Case in point: A California company recruited a New Jersey man for a multiyear project. When the man said he'd move his family to California only for a permanent position, the hiring manager agreed orally that the position would be permanent. Two years later, the project ended, and the company fired the man.
He sued for negligent misrepresentation and won. The court said the oral promise was enough.
The lesson: You should always avoid making, or even hinting at, guarantees about long-term job commitments. Avoid statements such as "You'll be with us as long as you can do your job well," or "You'll have lots of job security here."
By talking up job permanence or making other lofty promises, you could crush the organization's ability to fire people or lay them off if needed.
Beware that courts will be even stricter in enforcing such implied contracts when, as this case shows, applicants make special sacrifices to take the job.
- How to Fire an Employee the Legal Way: 6 Termination Guidelines
- Pay Attention to New Proof-of-Age Requirement for N.Y. Employers
- Diversity initiatives: Make sure your good intentions are lawful
- General Mills, Mayo Clinic on Fortune 'best companies' list

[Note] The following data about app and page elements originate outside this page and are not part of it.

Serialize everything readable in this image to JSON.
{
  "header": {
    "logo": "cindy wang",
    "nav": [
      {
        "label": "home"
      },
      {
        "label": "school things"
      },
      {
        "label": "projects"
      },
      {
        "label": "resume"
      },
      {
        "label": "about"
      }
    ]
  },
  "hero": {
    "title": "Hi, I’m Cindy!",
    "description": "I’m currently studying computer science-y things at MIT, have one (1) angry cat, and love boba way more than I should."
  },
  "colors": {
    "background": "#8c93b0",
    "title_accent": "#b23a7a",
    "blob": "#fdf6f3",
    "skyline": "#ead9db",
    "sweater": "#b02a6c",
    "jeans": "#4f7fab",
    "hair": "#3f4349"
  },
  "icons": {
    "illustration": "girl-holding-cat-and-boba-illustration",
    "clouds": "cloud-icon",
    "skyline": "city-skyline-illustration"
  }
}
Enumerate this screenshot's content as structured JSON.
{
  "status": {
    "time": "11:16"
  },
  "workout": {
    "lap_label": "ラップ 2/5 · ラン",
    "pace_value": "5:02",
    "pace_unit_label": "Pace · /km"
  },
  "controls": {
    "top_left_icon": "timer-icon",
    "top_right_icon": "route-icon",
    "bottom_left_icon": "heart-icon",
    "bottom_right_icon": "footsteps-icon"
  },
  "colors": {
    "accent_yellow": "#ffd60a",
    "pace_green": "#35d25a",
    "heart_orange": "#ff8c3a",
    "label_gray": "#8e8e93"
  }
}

- The New Rules on Hiring - The Legal Way to Handle I-9s and No-Match Letters - Audio Conference